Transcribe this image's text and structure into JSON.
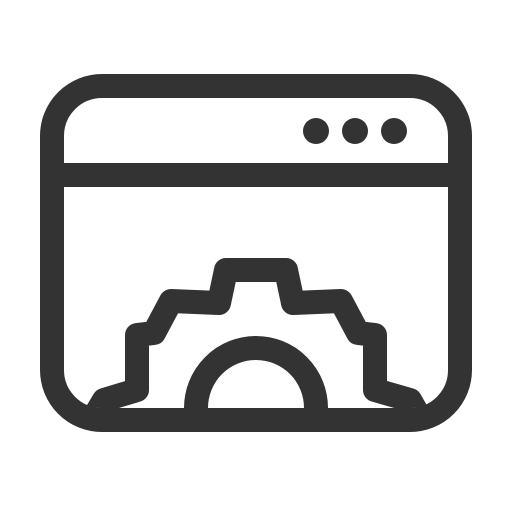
{
  "icon": {
    "name": "browser-settings-icon",
    "stroke_color": "#333333",
    "background_color": "#ffffff",
    "parts": {
      "window": "browser-window-icon",
      "dots": "window-dots-icon",
      "gear": "gear-icon"
    }
  }
}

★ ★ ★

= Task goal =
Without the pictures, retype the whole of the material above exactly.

= Reply =
Transcribe this image's text and structure into JSON.
{
  "icon": {
    "name": "browser-settings-icon",
    "stroke_color": "#333333",
    "background_color": "#ffffff",
    "parts": {
      "window": "browser-window-icon",
      "dots": "window-dots-icon",
      "gear": "gear-icon"
    }
  }
}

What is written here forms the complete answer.